Custody of the emotions

There are a lot of hotheads in this world. Take me, for example. Often I find myself on the horns of a false dilemma. My gut tells me one thing, my brain another. Or rather, they are in rough agreement to start. But then they go different ways. The brain might for instance say, “There is nothing you can do about this, and there is no conceivable influence you may exert on other persons to join with you in doing something, now or in any foreseeable future.” Whereas the gut says, “Kill!”

The heart is somewhere in the middle. I am using these terms in a less than strict anatomical sense, I should explain. I am considering the whole human, in his complexity. This would include the soul. I lose the scientistic materialists along this way, but so it goes. If I wanted to confuse them, I would court plausibility, by using current jargon from brain science. But there is no point. One has a “soul,” and even a “conscience” — harder to lose than any limb or organ, though they go bad more easily. And there are many other things about our human that would look messy in a diagram. But I am not drawing one. I am being, shall we say, impressionistic.

Back to the conflict. The mind is, if anything, too calm. It can construct an argument for inaction in almost any circumstance, and in the exceptions, prefers flight to fight. The gut is more of a wild animal. Calmness is satiety to the gut, and after eating it will go to sleep. When disturbed, however, it goes to fight or flight directly, and the brain is forcefully dragged along. Actual wild animals have better “instincts” than we have, and don’t come to grief so quickly as we do, when we obey ours.

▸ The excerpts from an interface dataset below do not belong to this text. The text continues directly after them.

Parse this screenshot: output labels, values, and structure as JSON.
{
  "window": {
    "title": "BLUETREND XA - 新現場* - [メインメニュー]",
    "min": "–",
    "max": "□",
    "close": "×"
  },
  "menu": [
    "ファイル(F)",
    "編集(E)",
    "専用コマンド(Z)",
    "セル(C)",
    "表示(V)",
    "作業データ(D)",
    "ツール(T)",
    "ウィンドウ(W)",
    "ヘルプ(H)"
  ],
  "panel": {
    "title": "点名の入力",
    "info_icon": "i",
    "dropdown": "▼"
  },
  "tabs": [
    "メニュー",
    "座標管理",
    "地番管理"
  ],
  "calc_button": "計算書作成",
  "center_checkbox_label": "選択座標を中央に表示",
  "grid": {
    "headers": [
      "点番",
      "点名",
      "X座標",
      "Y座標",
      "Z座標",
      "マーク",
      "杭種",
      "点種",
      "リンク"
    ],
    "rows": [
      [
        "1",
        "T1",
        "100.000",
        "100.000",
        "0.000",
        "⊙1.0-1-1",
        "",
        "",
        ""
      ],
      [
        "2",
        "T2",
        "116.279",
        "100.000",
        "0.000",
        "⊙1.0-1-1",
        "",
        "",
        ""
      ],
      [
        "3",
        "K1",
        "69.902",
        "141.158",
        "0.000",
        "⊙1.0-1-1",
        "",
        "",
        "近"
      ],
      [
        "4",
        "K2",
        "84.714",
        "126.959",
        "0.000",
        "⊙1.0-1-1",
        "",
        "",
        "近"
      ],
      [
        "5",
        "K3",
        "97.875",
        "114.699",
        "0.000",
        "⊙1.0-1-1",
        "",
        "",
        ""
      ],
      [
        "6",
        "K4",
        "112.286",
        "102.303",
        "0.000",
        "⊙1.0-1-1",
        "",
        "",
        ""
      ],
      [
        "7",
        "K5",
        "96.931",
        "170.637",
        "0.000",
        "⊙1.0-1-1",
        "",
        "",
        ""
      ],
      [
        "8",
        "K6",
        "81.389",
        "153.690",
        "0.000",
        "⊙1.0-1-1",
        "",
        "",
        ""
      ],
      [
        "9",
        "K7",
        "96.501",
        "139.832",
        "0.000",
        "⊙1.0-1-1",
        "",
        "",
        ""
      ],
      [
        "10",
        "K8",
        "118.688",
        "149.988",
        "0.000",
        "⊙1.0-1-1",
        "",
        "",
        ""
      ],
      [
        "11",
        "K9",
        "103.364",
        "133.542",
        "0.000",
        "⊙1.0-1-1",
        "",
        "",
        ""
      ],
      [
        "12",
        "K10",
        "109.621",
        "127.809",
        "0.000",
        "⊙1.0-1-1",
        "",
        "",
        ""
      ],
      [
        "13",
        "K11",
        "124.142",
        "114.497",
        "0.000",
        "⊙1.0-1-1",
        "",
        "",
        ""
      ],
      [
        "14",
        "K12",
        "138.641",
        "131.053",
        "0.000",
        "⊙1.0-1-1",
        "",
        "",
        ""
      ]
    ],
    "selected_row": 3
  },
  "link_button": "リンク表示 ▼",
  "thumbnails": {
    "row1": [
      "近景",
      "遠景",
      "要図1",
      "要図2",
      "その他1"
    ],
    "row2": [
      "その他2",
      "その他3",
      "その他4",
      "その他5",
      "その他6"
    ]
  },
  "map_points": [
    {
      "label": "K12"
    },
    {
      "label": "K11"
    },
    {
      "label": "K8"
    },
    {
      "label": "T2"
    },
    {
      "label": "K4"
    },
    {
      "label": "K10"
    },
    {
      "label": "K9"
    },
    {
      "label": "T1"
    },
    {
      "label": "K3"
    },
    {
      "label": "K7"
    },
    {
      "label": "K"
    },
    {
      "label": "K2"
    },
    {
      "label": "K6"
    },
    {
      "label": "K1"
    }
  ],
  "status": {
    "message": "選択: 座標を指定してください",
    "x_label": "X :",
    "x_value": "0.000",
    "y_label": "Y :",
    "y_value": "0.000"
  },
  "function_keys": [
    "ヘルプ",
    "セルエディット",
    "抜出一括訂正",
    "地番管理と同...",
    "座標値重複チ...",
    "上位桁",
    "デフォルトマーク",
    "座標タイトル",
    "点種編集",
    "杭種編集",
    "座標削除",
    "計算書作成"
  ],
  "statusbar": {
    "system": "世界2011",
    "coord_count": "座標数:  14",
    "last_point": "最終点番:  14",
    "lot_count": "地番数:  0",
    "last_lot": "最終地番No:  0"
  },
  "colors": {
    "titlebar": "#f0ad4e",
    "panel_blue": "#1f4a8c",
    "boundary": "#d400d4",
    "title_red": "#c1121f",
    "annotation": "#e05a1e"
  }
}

Animals have a bit of moral heart — I have seen them sometimes weighing things — but not such as we have. I have chosen to locate the human forum in what I’ll call the “thinking heart,” to distinguish it from the reflexive valves. It makes those decisions which follow from character, and can make them sharply once that character is properly formed. It is capable of taking the brain’s analysis to committee, and parsing it again. Often it tells the gut to shut up: “I heard you already.”

It has “emotions.” (Good thing I’m not drawing a diagram here.) Its job, in addition to pumping blood, is to legislate on them. Which emotion would be the best idea?

One of the cleverest things C. S. Lewis noted is that a man gets the same feeling in his stomach whether he is in love with a young maiden, or has eaten a tainted fish. I reiterate that we are dealing on a level different from, and higher than, that of physical reaction. The human being has tremendous emotional and aesthetic range. By comparison, his body is stupid. And when the brain is roller-chained to the gut, he presents a farce.

The purpose of education, through more centuries than one could shake a stick at, was to build character. This was why it was not confused with school. And at the centre of things we recognized the human heart. Mens sana in corpore sano is all very well if one is speaking in Latin and thinking in Greek; but as post-pagans know, this is a dodge. Neither is completely within our control. More fundamental to us is the character of the heart, for even the man who is losing his mind will retain splashes of character.

That is the key thing to educate. If necessary, one must embark upon self-education.

For in the end, knowledge is worthless. And being smart is no particular advantage. It is like your stamp collection: you can’t take it with you. Everything you know will be as straw.